As it happens, there are some smart people who take the simulation hypothesis seriously: Nick Bostrom, Elon Musk, Neil deGrasse Tyson, and Scott Adams, among others. They don’t necessarily believe it, but they don’t think it’s implausible. So what can be said in response? Can the hypothesis be refuted?

Grudem’s Christian Ethics and Other Themeliana

My review of Wayne Grudem’s Christian Ethics appears in the latest issue of Themelios. (In case you’re left wondering: yes, I actually used a set of scales.)

The April 2019 issue is quite a treat. Some highlights:

Something for everyone!

Iron-Man Dualism

One common argument against substance (mind-body) dualism runs as follows. We know that consciousness is dependent on the brain, because when the brain is damaged it adversely affects consciousness and mental function. (You can prove this point to yourself experimentally by hitting yourself hard on the head with a brick.) Furthermore, it is argued, when brain function ceases altogether, consciousness disappears. (Don’t try to prove this latter point to yourself experimentally; just take it on trust.) Therefore, contra substance dualism, the mind — if it’s a real entity at all — must be ontologically dependent on the physical structures of the brain. We should be physicalists of some kind.

I come across this argument all the time in the writings of naturalists, but it strikes me as a blatant non sequitur. At most it shows that there’s a causal relationship between the mind and the body, which substance dualists insist upon anyway. (The so-called “interaction problem,” which is concerned with how there can be causation between physical and non-physical substances, is a different challenge to dualism, one I don’t propose to address here.) The fact that increasing damage to the brain leads to increasing mental impairment doesn’t at all imply that the mind cannot exist apart from the brain.

Here’s an analogy to elucidate why that’s so. Imagine a spaceship of the kind familiar from sci-fi movies. In this spaceship, the cockpit doubles up as an escape pod. In normal operation, the cockpit is attached to the main ship; whenever the ship moves, the cockpit moves with it, just as it should. If the ship is attacked with (say) photon torpedoes, the cockpit is buffeted about along with the rest of the spacecraft. When the ship is damaged, all of its systems can be affected; thus the operation of the cockpit can be impaired by damage to the ship in which it is housed.

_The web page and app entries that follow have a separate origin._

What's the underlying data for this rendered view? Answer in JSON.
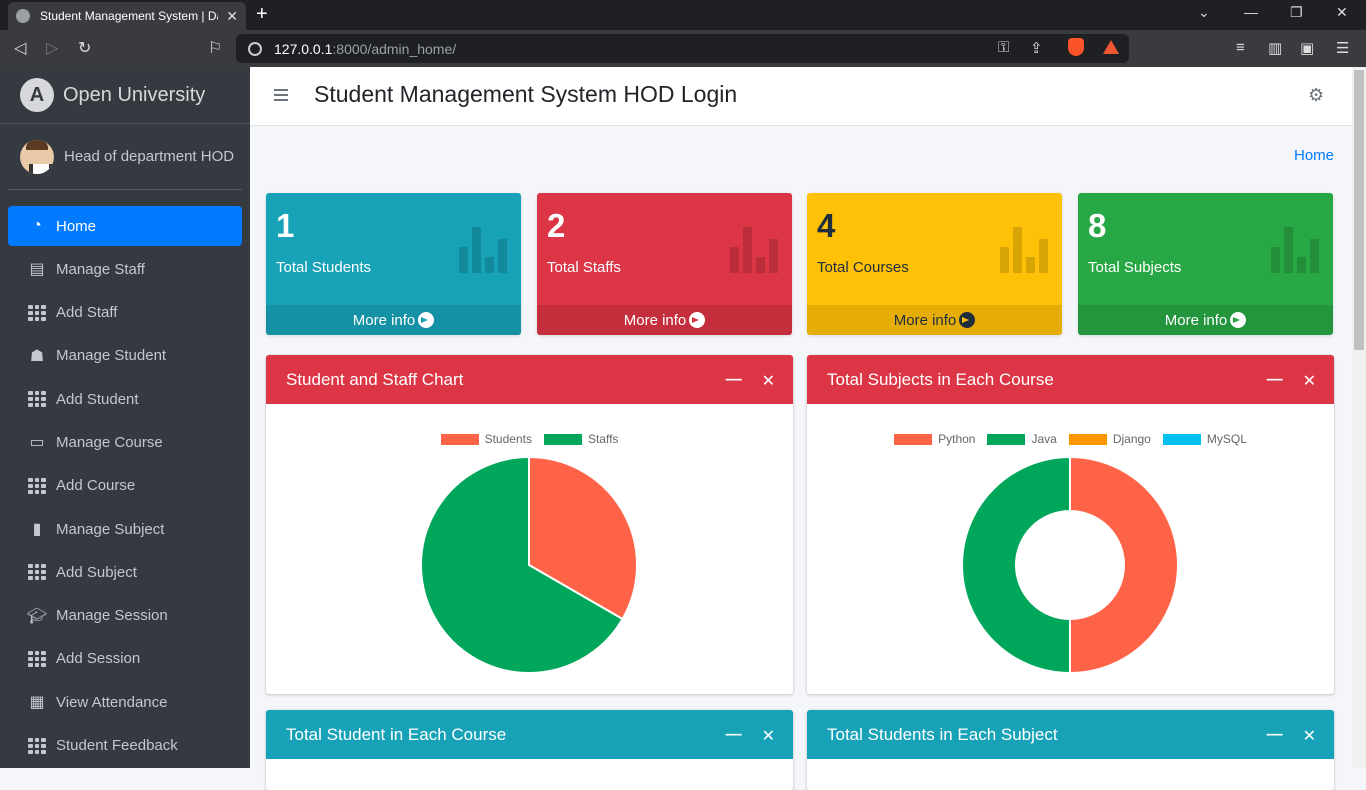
{
  "browser": {
    "tab_title": "Student Management System | Dashboard",
    "url_host": "127.0.0.1",
    "url_path": ":8000/admin_home/"
  },
  "sidebar": {
    "brand": "Open University",
    "user": "Head of department HOD",
    "items": [
      {
        "label": "Home",
        "icon": "dashboard-icon"
      },
      {
        "label": "Manage Staff",
        "icon": "user-card-icon"
      },
      {
        "label": "Add Staff",
        "icon": "grid-icon"
      },
      {
        "label": "Manage Student",
        "icon": "user-graduate-icon"
      },
      {
        "label": "Add Student",
        "icon": "grid-icon"
      },
      {
        "label": "Manage Course",
        "icon": "laptop-icon"
      },
      {
        "label": "Add Course",
        "icon": "grid-icon"
      },
      {
        "label": "Manage Subject",
        "icon": "book-icon"
      },
      {
        "label": "Add Subject",
        "icon": "grid-icon"
      },
      {
        "label": "Manage Session",
        "icon": "graduation-cap-icon"
      },
      {
        "label": "Add Session",
        "icon": "grid-icon"
      },
      {
        "label": "View Attendance",
        "icon": "calendar-icon"
      },
      {
        "label": "Student Feedback",
        "icon": "grid-icon"
      }
    ]
  },
  "header": {
    "title": "Student Management System HOD Login"
  },
  "breadcrumb": "Home",
  "stats": [
    {
      "value": "1",
      "label": "Total Students",
      "more": "More info",
      "color": "#17a2b8",
      "text": "#ffffff"
    },
    {
      "value": "2",
      "label": "Total Staffs",
      "more": "More info",
      "color": "#dc3545",
      "text": "#ffffff"
    },
    {
      "value": "4",
      "label": "Total Courses",
      "more": "More info",
      "color": "#ffc107",
      "text": "#1f2d3d"
    },
    {
      "value": "8",
      "label": "Total Subjects",
      "more": "More info",
      "color": "#28a745",
      "text": "#ffffff"
    }
  ],
  "cards": {
    "staff_chart": {
      "title": "Student and Staff Chart"
    },
    "subjects_chart": {
      "title": "Total Subjects in Each Course"
    },
    "students_course": {
      "title": "Total Student in Each Course"
    },
    "students_subject": {
      "title": "Total Students in Each Subject"
    }
  },
  "chart_data": [
    {
      "type": "pie",
      "categories": [
        "Students",
        "Staffs"
      ],
      "values": [
        1,
        2
      ],
      "colors": [
        "#ff6347",
        "#00a65a"
      ]
    },
    {
      "type": "pie",
      "style": "doughnut",
      "categories": [
        "Python",
        "Java",
        "Django",
        "MySQL"
      ],
      "values": [
        1,
        1,
        0,
        0
      ],
      "colors": [
        "#ff6347",
        "#00a65a",
        "#ff9800",
        "#00c0ef"
      ]
    }
  ]
}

If the ship becomes so badly damaged that it can’t move at all, the cockpit is stuck along with it, since it’s fixed to the ship. But if the spaceship is completely blown apart, the cockpit functions as an escape pod: it can detach from the doomed ship, and once detached, it can move freely again. (In line with a Christian eschatology, we could even extend the analogy such that if the parts of the ship are recovered and reassembled, the cockpit can be reattached — but that’s not necessary for the point I’m making here.)